▶ Problem to solve: From the entries that follow, report every line in which "JSON" occurs.

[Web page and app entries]
● ● ● ● ●
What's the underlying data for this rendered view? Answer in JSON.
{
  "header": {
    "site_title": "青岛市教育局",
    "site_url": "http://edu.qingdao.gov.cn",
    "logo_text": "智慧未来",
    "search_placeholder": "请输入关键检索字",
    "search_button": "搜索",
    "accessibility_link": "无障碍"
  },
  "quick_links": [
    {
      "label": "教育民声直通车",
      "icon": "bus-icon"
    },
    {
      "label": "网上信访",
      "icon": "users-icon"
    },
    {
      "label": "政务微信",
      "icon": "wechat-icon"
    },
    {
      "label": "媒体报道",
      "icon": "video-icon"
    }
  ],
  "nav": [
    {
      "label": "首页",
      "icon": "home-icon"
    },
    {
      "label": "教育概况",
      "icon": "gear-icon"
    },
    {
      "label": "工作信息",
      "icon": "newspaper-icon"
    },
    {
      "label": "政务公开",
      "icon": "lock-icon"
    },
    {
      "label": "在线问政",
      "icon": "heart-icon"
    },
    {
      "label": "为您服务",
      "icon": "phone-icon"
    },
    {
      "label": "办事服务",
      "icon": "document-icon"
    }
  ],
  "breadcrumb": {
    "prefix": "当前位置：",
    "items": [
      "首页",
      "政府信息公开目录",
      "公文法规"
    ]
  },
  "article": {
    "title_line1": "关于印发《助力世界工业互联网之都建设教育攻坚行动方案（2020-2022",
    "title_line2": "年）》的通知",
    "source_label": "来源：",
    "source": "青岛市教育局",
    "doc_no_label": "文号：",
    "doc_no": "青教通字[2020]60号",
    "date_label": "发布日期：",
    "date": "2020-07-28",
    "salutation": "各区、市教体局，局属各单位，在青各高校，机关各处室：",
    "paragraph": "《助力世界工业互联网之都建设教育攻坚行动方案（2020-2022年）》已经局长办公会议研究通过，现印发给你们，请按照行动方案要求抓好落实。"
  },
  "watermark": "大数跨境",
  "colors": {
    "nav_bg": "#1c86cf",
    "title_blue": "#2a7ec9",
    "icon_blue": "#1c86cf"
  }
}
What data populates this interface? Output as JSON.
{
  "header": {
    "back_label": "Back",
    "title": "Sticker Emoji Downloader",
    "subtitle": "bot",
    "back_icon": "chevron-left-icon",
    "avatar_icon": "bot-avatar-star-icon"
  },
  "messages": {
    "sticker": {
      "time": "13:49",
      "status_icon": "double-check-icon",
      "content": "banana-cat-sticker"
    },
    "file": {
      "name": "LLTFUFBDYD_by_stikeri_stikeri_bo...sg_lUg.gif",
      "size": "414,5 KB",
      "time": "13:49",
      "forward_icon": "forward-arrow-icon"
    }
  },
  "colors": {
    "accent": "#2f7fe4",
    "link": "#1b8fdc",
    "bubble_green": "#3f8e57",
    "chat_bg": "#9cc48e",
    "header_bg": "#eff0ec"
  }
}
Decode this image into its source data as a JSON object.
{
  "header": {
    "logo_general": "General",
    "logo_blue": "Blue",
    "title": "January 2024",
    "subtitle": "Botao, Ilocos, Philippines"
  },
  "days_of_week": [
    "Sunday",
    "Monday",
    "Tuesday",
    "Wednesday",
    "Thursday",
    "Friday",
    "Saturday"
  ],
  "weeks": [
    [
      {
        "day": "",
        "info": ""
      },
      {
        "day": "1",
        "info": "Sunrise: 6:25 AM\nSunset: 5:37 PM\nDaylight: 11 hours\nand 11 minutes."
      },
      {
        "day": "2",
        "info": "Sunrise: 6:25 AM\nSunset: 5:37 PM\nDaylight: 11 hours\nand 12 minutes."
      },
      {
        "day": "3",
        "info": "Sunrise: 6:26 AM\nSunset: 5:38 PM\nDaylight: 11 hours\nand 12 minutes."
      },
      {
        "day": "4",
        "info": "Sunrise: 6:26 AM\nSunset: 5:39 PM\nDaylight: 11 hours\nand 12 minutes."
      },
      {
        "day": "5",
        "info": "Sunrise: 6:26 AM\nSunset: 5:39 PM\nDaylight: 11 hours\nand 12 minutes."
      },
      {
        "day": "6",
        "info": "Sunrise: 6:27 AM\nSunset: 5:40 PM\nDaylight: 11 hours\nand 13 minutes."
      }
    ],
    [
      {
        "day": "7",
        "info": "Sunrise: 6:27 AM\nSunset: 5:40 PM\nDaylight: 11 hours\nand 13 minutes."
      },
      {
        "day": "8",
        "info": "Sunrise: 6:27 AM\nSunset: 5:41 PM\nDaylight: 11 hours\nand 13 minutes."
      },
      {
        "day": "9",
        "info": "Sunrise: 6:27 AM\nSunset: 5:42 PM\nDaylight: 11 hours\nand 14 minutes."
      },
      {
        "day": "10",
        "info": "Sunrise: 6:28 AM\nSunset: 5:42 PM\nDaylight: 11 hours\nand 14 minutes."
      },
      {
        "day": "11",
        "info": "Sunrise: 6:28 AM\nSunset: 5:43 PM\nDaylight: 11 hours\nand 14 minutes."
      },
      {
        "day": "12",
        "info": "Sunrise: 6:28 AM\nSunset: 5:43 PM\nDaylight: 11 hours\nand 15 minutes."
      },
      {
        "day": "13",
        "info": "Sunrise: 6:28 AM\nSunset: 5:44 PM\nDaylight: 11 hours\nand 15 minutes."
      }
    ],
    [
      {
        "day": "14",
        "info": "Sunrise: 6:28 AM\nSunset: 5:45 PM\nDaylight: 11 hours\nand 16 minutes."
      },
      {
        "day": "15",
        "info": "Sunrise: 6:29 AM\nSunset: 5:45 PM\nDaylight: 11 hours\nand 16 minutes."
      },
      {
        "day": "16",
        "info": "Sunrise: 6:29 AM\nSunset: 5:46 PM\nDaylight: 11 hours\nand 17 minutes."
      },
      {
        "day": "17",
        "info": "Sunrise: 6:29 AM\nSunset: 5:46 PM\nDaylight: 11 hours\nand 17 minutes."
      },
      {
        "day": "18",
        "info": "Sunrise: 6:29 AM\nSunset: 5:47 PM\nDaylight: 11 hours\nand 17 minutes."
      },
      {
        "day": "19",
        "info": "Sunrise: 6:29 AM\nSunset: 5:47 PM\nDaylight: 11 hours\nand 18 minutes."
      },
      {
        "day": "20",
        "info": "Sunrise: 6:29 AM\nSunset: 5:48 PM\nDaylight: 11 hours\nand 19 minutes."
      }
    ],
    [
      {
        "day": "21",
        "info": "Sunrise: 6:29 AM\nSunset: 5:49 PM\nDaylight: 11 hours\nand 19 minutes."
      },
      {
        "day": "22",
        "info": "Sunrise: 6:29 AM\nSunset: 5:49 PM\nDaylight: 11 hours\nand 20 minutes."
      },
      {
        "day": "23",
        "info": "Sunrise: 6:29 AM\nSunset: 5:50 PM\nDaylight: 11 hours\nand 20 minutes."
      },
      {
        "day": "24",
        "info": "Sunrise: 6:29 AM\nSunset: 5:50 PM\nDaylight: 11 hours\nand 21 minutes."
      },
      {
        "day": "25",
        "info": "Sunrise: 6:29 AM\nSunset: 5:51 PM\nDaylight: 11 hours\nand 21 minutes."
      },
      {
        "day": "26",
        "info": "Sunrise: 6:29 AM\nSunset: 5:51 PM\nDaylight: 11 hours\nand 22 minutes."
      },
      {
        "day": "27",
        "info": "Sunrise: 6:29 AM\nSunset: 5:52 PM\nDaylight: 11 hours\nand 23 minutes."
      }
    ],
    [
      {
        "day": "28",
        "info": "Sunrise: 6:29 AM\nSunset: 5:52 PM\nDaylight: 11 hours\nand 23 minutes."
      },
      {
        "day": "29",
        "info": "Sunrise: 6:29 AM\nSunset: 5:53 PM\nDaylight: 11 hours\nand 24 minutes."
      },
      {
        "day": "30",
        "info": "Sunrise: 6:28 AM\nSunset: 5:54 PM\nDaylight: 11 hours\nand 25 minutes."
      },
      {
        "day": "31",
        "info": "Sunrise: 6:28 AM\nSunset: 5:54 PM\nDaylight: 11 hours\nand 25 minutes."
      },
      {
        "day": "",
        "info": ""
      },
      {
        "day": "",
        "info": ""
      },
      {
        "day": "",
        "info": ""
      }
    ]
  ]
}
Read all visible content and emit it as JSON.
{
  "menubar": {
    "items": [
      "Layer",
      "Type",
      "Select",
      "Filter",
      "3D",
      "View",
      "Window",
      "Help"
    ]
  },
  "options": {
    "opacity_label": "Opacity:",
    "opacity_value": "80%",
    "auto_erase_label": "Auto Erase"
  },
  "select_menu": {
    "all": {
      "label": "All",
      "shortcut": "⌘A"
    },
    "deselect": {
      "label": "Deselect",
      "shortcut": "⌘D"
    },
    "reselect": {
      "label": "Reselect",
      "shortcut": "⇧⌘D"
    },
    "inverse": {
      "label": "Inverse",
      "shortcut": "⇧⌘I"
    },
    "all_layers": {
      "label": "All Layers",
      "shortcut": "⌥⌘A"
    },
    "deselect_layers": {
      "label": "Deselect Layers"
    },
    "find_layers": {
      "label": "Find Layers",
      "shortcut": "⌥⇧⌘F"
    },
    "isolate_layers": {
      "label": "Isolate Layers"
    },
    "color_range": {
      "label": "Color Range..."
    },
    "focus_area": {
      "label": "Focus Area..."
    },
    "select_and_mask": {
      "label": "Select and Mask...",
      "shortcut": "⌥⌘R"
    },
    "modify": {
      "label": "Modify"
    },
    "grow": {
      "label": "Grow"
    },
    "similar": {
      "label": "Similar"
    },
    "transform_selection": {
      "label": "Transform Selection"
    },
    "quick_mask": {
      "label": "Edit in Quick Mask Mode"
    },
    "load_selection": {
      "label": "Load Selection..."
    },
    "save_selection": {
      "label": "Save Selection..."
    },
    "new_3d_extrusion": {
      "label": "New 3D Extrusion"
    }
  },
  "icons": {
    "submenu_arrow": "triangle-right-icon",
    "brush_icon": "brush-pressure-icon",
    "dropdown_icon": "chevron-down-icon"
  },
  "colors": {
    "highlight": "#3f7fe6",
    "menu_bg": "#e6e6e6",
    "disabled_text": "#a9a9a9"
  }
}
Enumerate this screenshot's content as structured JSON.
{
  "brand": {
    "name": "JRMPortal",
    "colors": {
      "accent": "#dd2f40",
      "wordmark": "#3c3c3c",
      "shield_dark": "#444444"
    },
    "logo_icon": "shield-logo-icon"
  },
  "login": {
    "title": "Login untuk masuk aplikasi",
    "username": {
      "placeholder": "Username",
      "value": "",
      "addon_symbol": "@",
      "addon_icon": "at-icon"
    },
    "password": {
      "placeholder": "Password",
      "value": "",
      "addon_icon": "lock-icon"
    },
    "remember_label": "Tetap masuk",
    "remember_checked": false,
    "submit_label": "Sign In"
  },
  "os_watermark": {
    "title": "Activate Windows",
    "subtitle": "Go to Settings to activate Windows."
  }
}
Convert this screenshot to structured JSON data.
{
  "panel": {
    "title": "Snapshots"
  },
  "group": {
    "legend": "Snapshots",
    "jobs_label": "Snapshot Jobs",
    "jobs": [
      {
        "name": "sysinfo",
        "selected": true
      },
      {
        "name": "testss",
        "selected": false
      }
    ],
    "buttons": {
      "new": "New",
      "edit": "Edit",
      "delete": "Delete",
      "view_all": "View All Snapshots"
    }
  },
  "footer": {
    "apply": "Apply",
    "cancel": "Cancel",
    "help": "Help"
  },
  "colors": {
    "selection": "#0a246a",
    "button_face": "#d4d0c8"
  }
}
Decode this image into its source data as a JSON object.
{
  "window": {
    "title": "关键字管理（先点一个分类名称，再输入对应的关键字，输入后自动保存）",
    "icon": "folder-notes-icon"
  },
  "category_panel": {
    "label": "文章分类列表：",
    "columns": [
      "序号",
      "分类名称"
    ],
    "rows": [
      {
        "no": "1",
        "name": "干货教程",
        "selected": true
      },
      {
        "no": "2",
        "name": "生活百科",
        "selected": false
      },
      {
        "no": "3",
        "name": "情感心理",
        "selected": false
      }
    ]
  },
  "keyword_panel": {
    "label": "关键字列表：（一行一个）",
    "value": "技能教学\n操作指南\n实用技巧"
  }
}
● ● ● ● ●
▶ Answer for the task:
What's the underlying data for this rendered view? Answer in JSON.
What data populates this interface? Output as JSON.
Decode this image into its source data as a JSON object.
Read all visible content and emit it as JSON.
Enumerate this screenshot's content as structured JSON.
Convert this screenshot to structured JSON data.
Decode this image into its source data as a JSON object.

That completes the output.